ImpactAlpha, Sept. 25 – Barbados is the latest nation to restructure its high-priced debt to free up funds for conservation.
The Caribbean island will buy back a portion of its higher-priced sovereign debt with $150 million in lower-interest loans arranged by Credit Suisse and CIBC FirstCaribbean. Loan guarantees came from The Nature Conservancy and the Inter-American Development Bank.
The $50 million savings will go into a Conservation Trust Fund that will make grants to protect coral reefs, manage stormwater runoff and pursue other conservation efforts over 15 years.
Island nations, among the most vulnerable to climate-drive driven extreme weather and rising sea levels, also have some of the highest debt-to-GDP loads, in part due to storm-related damages. When the Covid pandemic tanked tourism revenues, many countries had little left to spend on conservation and climate adaptation.
Conservation and adaptation are converging with economic development goals. Barbados’ economy depends on the health of its waters for fishing and tourism.
The debt-for-nature swap will “allow Barbados to secure and protect our marine environment and also help us expand our Blue Economy, both of which are of critical importance to our people and our very way of life,” Barbados prime minister Mia Mottley said.
The deal is the third under TNC’s ‘Blue Bonds for Conservation’ model, which requires that countries protect at least 30% of their waters and use marine spatial planning. It follows a similar restructuring for Belize last year and the pioneering Seychelles blue bond in 2016.
There are “creative solutions” to getting much-needed funding for conservation efforts that can boost economic growth, TNC’s Sherry Constantine told ImpactAlpha.
The Barbados trust fund is designed to attract additional private capital.
“Ultimately, what we all want to see here is a large flow of capital coming from a developed country or developed market investors into these types of transactions” that can lower financing costs for countries and deliver generational impact, Credit Suisse’s Ramzi Issa told ImpactAlpha.
The new bond contains a natural disaster clause and, in a first for such bonds, a pandemic clause that will defer principal repayments for two years after a triggering event.
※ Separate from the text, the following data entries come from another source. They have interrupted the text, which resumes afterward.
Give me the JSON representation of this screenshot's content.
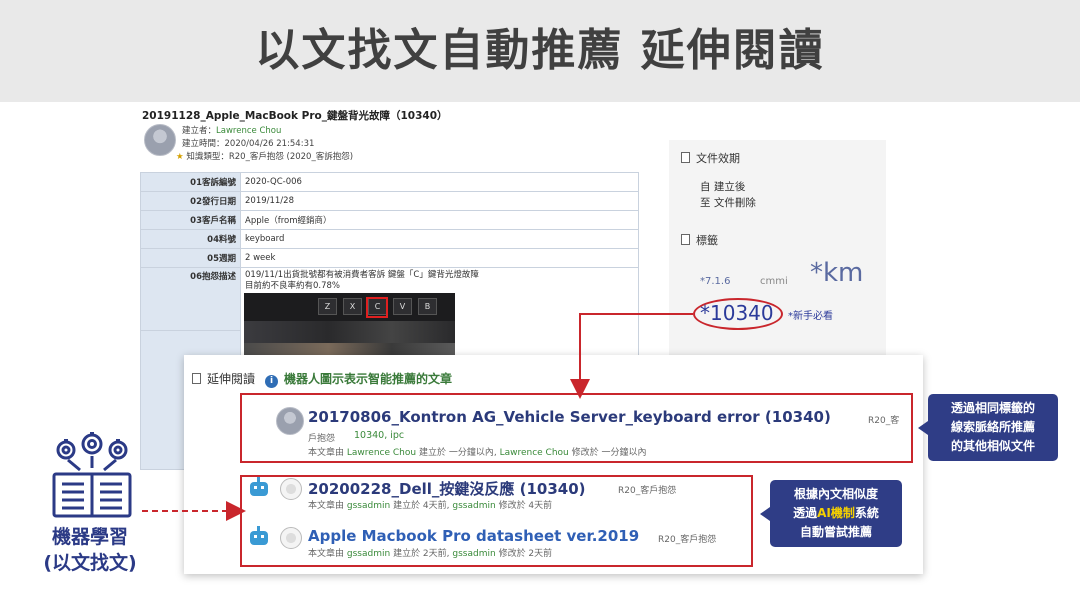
{
  "slide_title": "以文找文自動推薦 延伸閱讀",
  "doc": {
    "title": "20191128_Apple_MacBook Pro_鍵盤背光故障（10340）",
    "creator_label": "建立者：",
    "creator": "Lawrence Chou",
    "created_label": "建立時間：",
    "created": "2020/04/26 21:54:31",
    "kb_type_label": "知識類型：",
    "kb_type": "R20_客戶抱怨 (2020_客訴抱怨)",
    "fields": [
      {
        "label": "01客訴編號",
        "value": "2020-QC-006"
      },
      {
        "label": "02發行日期",
        "value": "2019/11/28"
      },
      {
        "label": "03客戶名稱",
        "value": "Apple（from經銷商）"
      },
      {
        "label": "04料號",
        "value": "keyboard"
      },
      {
        "label": "05週期",
        "value": "2 week"
      },
      {
        "label": "06抱怨描述",
        "value": "019/11/1出貨批號都有被消費者客訴 鍵盤「C」鍵背光燈故障",
        "value2": "目前約不良率約有0.78%"
      }
    ],
    "keys": [
      "Z",
      "X",
      "C",
      "V",
      "B"
    ]
  },
  "side": {
    "validity_heading": "文件效期",
    "validity_from": "自 建立後",
    "validity_to": "至 文件刪除",
    "tags_heading": "標籤",
    "tag1": "*7.1.6",
    "tag2": "cmmi",
    "tag3": "*km",
    "tag_highlight": "*10340",
    "tag_new": "*新手必看"
  },
  "card": {
    "heading": "延伸閱讀",
    "subheading": "機器人圖示表示智能推薦的文章",
    "items": [
      {
        "title": "20170806_Kontron AG_Vehicle Server_keyboard error (10340)",
        "tag": "R20_客",
        "tag_cont": "戶抱怨",
        "keywords": "10340, ipc",
        "meta_pre": "本文章由",
        "author": "Lawrence Chou",
        "created": "建立於 一分鐘以內,",
        "editor": "Lawrence Chou",
        "edited": "修改於 一分鐘以內"
      },
      {
        "title": "20200228_Dell_按鍵沒反應 (10340)",
        "tag": "R20_客戶抱怨",
        "meta_pre": "本文章由",
        "author": "gssadmin",
        "created": "建立於 4天前,",
        "editor": "gssadmin",
        "edited": "修改於 4天前"
      },
      {
        "title": "Apple Macbook Pro datasheet ver.2019",
        "tag": "R20_客戶抱怨",
        "meta_pre": "本文章由",
        "author": "gssadmin",
        "created": "建立於 2天前,",
        "editor": "gssadmin",
        "edited": "修改於 2天前"
      }
    ]
  },
  "callouts": {
    "tag_match": [
      "透過相同標籤的",
      "線索脈絡所推薦",
      "的其他相似文件"
    ],
    "ai_match_l1": "根據內文相似度",
    "ai_match_l2_pre": "透過",
    "ai_match_l2_hl": "AI機制",
    "ai_match_l2_post": "系統",
    "ai_match_l3": "自動嘗試推薦"
  },
  "ml": {
    "label_l1": "機器學習",
    "label_l2": "(以文找文)"
  },
  "colors": {
    "accent_red": "#c9262c",
    "callout_navy": "#2f3d86",
    "highlight_yellow": "#f5d000",
    "link_green": "#3a8a3a",
    "title_band": "#e9e9e9"
  }
}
Mottley, featured recently in ProPublica, used her United Nations address last week to call for such clauses and for reform of the International Monetary Fund and World Bank to facilitate more funds to fight poverty.